Dibbern on Wine: Wines for a Sweet Tooth
Life is uncertain: Eat dessert first. It makes sense to start in the only logical place ... with dessert. Columnist Donald Dibbern shares with us a broad overview of the category.

Our Internet radio "TalkShoe": Wine and cheese!
Why do wine and cheese go together so well? What specific wines and cheeses match? We'll take on this tasty topic in our next Internet Radio TalkShoe on Saturday, Oct. 27, at 1 p.m. US EDT (10 a.m. Pacific, 7 p.m. in Western Europe). You're welcome to tune in, or call and talk.
Last week's discussion of "horizontal" tasting, comparing and contrasting similar wines, is now online. You can hear it, and listen to all our previous TalkShoes, in the archives!

WineLovers Discussion Group: 2005 Burgundies - are the prices nuts?
Is there any hope for budget-conscious Burgundy lovers, or has a booming market moved this niche out of reasonable reach for most of us? Read opinions and add your own in the WineLovers Discussion Group!

Netscape/Compuserve Community Poll: Favorite dessert wine
With dessert wines and fortified wines on the seasonal radar again, let's talk about our favorites!

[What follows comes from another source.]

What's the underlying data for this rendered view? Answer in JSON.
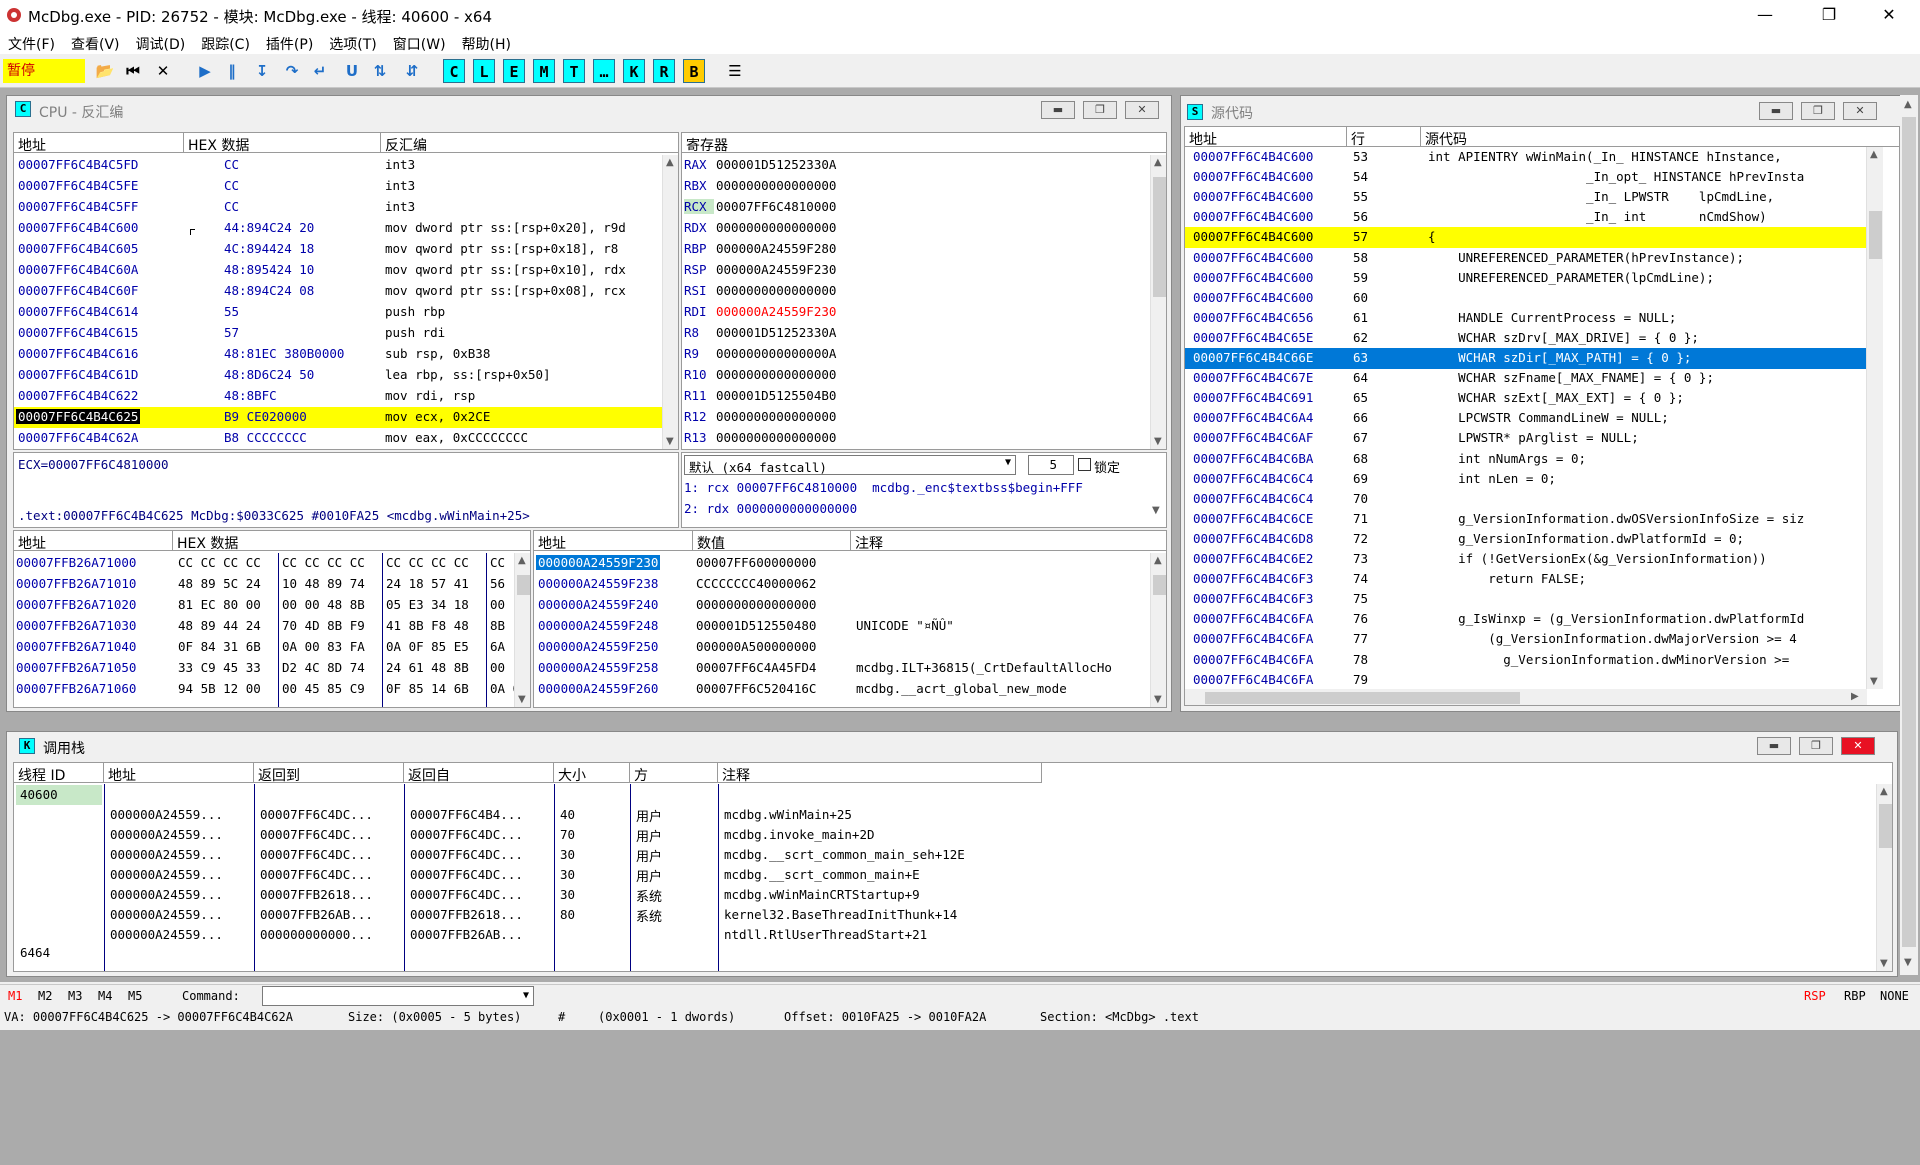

This week's ballot offers a short list of usual suspects, plus the usual "other." Click here to vote:

Last Week's Wine Advisor Index

The Wine Advisor's daily edition is usually distributed on Mondays, Wednesdays and Fridays (and, for those who subscribe, the FoodLetter on Thursdays). Here's the index to last week's columns:

 More Antipodes (Oct. 19, 2007)

 Splash of white (Oct. 17, 2007)

 Shiraz in Focus (Oct. 15, 2007)

 Complete 30 Second Wine Advisor archive:

 Wine Advisor FoodLetter: Butter-sauteed chicken (Oct. 18, 2007)

 Wine Advisor Foodletter archive: